(CNSNews.com) – Long before the current targeting of monuments and statues linked to racism and colonialism, one monument in Europe was stoking controversy for a different reason – because it referred to the Arab slave trade in Africa.
Built in the early 1900s, the “Monument to Belgian pioneers in Congo,” located in the Parc du Cinquantenaire in central Brussels, is provocative for many reasons, given the history of Belgian King Leopold II’s brutal colonial enterprise in central Africa in the late 19th century, blamed for the deaths of millions of Congolese.
But what also upset some Arabs more than 30 years ago was one of the inscriptions, in French and Dutch, translated as, “Belgian military heroism annihilates the Arab slave-driver.”
According to Belgian press accounts, following complaints from the Saudi and Jordanian embassies, and the imam of the Great Mosque – located just 400 feet from the monument – authorities in 1988 chipped away the offending words, “L’ARABE” in French, and “ARABISCHEN” in Dutch.

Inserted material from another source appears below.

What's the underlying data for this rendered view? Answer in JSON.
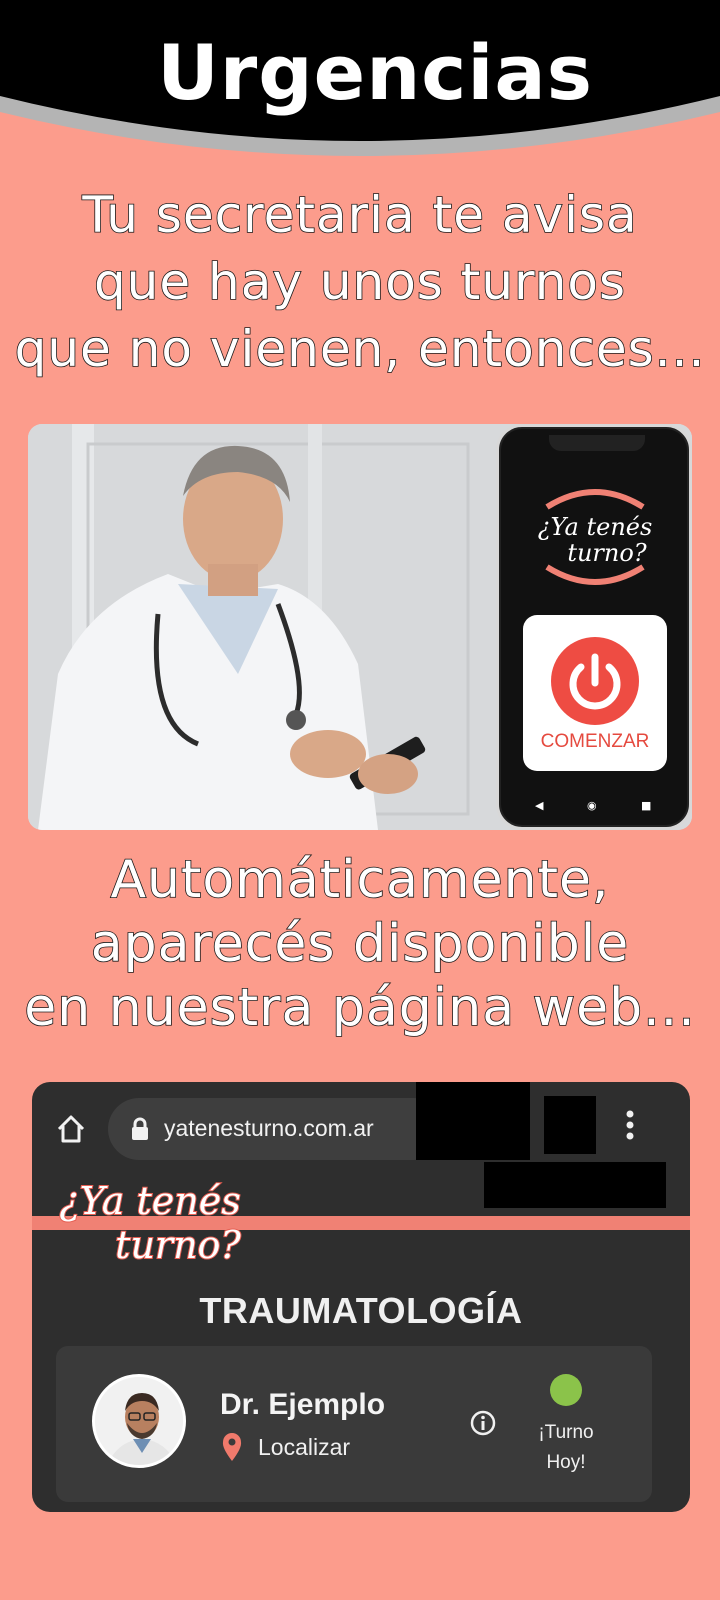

About four years later, the words were reinstated at the request of an organization of veterans of African military campaigns, but after years of vandalism authorities announced in 2013 that they would not be retained.

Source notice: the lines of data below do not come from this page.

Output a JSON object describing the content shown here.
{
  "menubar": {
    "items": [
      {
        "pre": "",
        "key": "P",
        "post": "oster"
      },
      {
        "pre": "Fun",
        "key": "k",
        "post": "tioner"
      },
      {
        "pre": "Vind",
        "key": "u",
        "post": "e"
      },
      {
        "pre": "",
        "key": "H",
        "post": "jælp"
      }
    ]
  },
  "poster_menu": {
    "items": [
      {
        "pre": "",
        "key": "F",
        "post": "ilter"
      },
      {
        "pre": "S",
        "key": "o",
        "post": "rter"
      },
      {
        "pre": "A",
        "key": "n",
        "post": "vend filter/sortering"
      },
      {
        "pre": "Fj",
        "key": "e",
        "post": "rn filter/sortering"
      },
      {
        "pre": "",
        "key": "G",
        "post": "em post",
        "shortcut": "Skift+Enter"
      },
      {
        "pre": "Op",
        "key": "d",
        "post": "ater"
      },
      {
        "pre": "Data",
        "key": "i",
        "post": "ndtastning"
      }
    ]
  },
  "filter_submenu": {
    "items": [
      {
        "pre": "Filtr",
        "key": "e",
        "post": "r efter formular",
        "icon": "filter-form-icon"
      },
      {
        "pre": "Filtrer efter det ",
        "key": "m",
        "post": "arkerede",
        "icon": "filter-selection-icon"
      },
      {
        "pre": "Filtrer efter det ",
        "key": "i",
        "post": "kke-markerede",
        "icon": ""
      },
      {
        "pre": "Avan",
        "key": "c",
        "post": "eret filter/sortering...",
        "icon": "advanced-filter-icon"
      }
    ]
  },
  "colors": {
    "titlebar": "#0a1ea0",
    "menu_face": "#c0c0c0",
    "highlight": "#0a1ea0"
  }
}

Early this month, however, two lawmakers from the Vlaams Belang (Flemish Interest) party, Bob De Brabandere and Dries Van Langenhove, symbolically reattached the missing words, saying they were doing so to protest the “cult of apology” prevailing today.
“If one type of crime has to be apologized for, why are we removing the other?” the populist right-wing party asked in a statement.

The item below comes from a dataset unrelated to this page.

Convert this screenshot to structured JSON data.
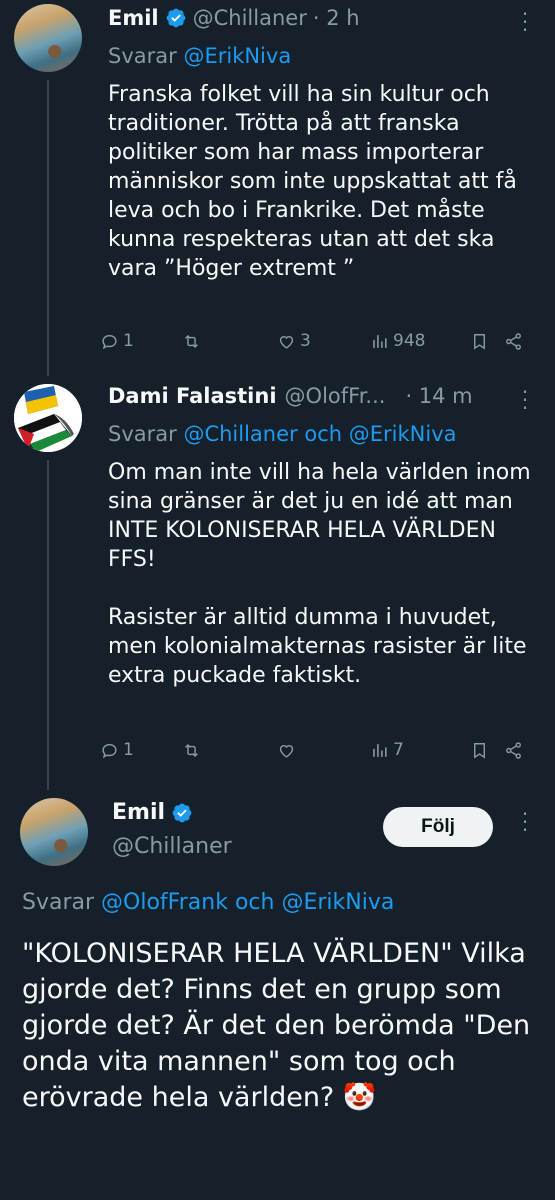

“Why focus on Western mistakes in the distant past and barely pay attention to the major human rights violations that take place outside the Western world today, such as the slave trade?”
Vlaams Belang stated that “atrocities of the past” should not be denied, but called for even-handedness.
“This applies to Leopold II, but also to other culprits,” it said. “And certainly for crimes, such as slavery, which continue to continue in certain regions to this day.”
“Europeans today have to apologize for anything and everything, often for things that happened in the distant past and with which we have nothing to do today,” said De Brabandere, a Vlaams Belang senator.
Van Langenhove, a Vlaams Belang member of the House, said “harrowing human rights violations” continue to this day, especially in Africa and the Arab world.
Several days after the lawmakers’ symbolic protest, local media reported that Belgium’s Buildings Agency, the federal department responsible for buildings and monuments, had again removed the two words.
“The fact that the words for ‘arab’ have once again been removed, proves our point,” De Brabandere said in response to queries on Thursday. “It shows that the leftist political parties who are currently in power are not interested at all in looking in a fair way to the colonial past, but in [laying blame on] the people of European descent.”
“Apparently, crimes committed by Europeans should be put in the spotlight, but one should remain silent about those committed by other population groups,” he said. “It is very hypocritical, knowing there is no doubt that the Arab world has played a major role in the global slave trade. In fact, if slavery still exists today, it is not in Europe or the USA, but in the Arab world, Africa and North Korea.”
Like others in Belgium and elsewhere, the monument has attracted a lot of graffiti over recent weeks. Slogans, some partly obscuring each other, include “Black Lives Matter” and “White Lives Matter, Thank You,” along with “10 million dead,” a reference to the estimated number of Congolese who died during the colonial era.
Leopold II privately ruled the “Congo Free State” from 1885 to 1908, when the Belgian government under international pressure assumed control over the territory. It remained a colony of Belgium until independence in 1960.
At the end of June, the current monarch, King Philippe, wrote a letter to Democratic Republic Congo President Félix Tshisekedi, expressing “deepest regrets” for “acts of violence and cruelty” committed in the Congo Free State, and the “humiliation and suffering” inflicted during the subsequent colonial era.
The now-removed reference to Arab slavers on the monument inscription alludes to a conflict between Congo Free State forces and Arab slave-traders from Zanzibar in 1892-1894, sometimes known as the Congo-Arab War.
Slavery existed in pre-Islamic Arabia, and continued after the founding of Islam in the 7th century. Mohammed himself captured, bought and sold black slaves, as recorded in numerous Hadiths, the traditional writings and sayings of Islam’s prophet.
Slavery was only formally abolished in some Arab countries after the middle of the 20th century – in Qatar in 1952, and in Saudi Arabia and Yemen in 1962.
Mauritania outlawed it in 1980, although the practice is reported to persist. According to Humanists International’s latest Freedom of Thought Report, Mauritania today has “the world’s highest proportion of slaves, mostly the black Africans, in indenture that is socially justified with reference to Islam.”
According to the Global Slavery Index, modern-day slavery is most prevalent in North Korea, followed by countries in Africa (including Mauritania, Eritrea, Burundi, South Sudan, Sudan, and Central African Republic) and South Asia (including Afghanistan, Pakistan and Iran).